SOURCE RECORDS →
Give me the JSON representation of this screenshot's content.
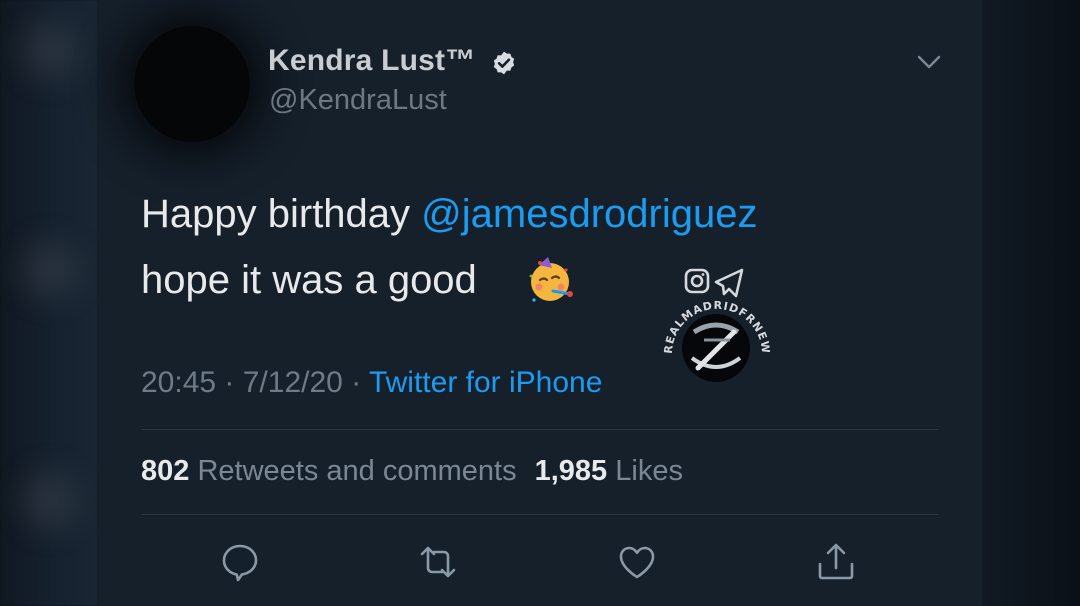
{
  "author": {
    "display_name": "Kendra Lust™",
    "handle": "@KendraLust",
    "verified": true
  },
  "tweet": {
    "text_prefix": "Happy birthday ",
    "mention": "@jamesdrodriguez",
    "line2": "hope it was a good ",
    "emoji": "partying-face-icon"
  },
  "meta": {
    "time": "20:45",
    "separator": " · ",
    "date": "7/12/20",
    "source": "Twitter for iPhone"
  },
  "stats": {
    "retweets_count": "802",
    "retweets_label": "Retweets and comments",
    "likes_count": "1,985",
    "likes_label": "Likes"
  },
  "watermark": {
    "text": "REALMADRIDFRNEWS"
  },
  "colors": {
    "background": "#15202b",
    "accent": "#1d9bf0",
    "text": "#e7e9ea",
    "muted": "#6e7a86"
  }
}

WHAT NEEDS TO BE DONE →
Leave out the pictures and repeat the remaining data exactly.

RESULT →
Give me the JSON representation of this screenshot's content.
{
  "author": {
    "display_name": "Kendra Lust™",
    "handle": "@KendraLust",
    "verified": true
  },
  "tweet": {
    "text_prefix": "Happy birthday ",
    "mention": "@jamesdrodriguez",
    "line2": "hope it was a good ",
    "emoji": "partying-face-icon"
  },
  "meta": {
    "time": "20:45",
    "separator": " · ",
    "date": "7/12/20",
    "source": "Twitter for iPhone"
  },
  "stats": {
    "retweets_count": "802",
    "retweets_label": "Retweets and comments",
    "likes_count": "1,985",
    "likes_label": "Likes"
  },
  "watermark": {
    "text": "REALMADRIDFRNEWS"
  },
  "colors": {
    "background": "#15202b",
    "accent": "#1d9bf0",
    "text": "#e7e9ea",
    "muted": "#6e7a86"
  }
}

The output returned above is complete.